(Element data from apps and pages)
-*-*-
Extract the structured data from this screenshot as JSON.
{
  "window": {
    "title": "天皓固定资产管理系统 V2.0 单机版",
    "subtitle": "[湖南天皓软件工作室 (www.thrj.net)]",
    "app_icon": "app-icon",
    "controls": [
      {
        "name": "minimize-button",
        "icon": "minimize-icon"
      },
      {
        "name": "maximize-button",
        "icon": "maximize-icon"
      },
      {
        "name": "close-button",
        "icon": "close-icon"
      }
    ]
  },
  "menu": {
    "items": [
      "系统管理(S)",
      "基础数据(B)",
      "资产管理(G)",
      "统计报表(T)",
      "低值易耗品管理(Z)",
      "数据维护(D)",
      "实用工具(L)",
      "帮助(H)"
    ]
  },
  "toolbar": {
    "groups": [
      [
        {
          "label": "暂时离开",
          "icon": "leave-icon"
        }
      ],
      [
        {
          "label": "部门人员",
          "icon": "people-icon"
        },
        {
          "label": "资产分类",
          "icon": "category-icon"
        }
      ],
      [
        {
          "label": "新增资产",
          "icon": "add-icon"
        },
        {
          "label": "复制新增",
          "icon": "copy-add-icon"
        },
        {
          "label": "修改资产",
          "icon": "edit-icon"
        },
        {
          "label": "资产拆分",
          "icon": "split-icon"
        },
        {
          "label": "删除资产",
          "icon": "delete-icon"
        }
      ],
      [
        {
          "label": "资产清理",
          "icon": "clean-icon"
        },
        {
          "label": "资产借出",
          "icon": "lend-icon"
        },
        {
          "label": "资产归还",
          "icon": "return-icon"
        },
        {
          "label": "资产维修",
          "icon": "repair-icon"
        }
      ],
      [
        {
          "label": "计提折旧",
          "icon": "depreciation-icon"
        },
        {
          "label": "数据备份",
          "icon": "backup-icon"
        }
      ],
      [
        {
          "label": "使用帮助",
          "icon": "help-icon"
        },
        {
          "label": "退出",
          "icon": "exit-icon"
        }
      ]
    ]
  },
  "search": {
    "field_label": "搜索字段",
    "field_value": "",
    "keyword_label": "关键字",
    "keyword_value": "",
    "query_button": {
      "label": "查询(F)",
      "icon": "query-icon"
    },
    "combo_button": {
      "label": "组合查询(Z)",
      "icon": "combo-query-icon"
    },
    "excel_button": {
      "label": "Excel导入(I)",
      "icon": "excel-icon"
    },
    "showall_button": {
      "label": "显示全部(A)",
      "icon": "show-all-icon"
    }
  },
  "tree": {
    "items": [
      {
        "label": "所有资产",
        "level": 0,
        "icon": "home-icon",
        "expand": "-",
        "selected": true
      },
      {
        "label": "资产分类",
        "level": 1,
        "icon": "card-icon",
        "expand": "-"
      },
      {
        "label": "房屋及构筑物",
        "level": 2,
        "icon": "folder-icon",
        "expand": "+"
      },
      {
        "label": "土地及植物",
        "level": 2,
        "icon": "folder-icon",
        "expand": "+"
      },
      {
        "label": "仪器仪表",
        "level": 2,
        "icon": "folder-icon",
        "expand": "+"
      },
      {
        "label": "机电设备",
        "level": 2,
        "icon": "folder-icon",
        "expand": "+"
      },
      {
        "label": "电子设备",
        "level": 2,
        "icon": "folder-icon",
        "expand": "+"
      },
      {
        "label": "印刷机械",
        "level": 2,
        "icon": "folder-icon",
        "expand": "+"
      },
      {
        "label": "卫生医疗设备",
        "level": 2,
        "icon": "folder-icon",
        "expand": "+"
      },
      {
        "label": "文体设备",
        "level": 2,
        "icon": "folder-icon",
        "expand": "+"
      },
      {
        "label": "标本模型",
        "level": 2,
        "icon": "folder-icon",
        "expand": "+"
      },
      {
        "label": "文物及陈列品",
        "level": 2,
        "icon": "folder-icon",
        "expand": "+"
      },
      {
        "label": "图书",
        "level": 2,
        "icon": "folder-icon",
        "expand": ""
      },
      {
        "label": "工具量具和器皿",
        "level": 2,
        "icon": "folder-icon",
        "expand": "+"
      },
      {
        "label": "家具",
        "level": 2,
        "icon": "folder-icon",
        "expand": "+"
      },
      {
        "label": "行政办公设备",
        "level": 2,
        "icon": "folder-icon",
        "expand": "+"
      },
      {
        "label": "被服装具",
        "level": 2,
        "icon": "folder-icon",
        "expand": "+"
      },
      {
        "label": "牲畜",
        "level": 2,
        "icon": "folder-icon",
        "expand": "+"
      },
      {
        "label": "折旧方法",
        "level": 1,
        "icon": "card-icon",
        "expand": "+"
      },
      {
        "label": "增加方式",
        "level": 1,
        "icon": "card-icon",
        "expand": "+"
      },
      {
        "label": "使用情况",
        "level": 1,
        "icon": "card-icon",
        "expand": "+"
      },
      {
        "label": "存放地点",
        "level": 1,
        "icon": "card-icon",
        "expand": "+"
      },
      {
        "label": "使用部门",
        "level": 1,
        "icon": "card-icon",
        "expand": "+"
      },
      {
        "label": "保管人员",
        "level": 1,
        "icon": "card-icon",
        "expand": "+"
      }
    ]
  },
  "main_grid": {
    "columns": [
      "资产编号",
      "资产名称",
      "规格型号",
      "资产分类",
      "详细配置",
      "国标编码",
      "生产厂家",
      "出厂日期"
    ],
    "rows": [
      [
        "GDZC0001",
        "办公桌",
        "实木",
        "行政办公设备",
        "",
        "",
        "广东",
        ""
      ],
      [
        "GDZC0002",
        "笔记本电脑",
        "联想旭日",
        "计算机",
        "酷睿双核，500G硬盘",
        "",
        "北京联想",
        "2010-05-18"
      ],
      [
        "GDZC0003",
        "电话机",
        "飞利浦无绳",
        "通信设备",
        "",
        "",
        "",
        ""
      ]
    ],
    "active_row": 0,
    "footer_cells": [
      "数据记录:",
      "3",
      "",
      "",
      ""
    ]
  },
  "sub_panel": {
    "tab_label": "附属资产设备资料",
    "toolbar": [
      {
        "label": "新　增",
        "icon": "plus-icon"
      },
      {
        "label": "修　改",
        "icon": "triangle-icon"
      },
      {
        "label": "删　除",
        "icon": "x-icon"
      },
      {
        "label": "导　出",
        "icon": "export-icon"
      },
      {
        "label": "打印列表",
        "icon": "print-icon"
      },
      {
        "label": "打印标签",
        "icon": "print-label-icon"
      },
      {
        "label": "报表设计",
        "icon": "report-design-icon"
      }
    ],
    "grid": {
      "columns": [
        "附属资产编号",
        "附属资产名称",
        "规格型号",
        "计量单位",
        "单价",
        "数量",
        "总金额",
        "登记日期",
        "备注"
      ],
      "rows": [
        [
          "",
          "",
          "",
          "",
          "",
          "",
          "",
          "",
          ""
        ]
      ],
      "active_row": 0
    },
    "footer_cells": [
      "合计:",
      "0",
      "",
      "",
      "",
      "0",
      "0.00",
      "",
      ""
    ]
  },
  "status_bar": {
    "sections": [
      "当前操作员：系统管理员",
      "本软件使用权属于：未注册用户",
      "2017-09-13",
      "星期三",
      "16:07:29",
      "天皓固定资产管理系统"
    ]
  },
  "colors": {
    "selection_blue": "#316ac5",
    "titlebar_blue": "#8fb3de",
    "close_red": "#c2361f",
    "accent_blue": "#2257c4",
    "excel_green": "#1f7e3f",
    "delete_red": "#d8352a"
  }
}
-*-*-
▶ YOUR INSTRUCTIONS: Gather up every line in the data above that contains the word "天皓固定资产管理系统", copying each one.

▶ WRITTEN REPLY:
    "title": "天皓固定资产管理系统 V2.0 单机版",
      "天皓固定资产管理系统"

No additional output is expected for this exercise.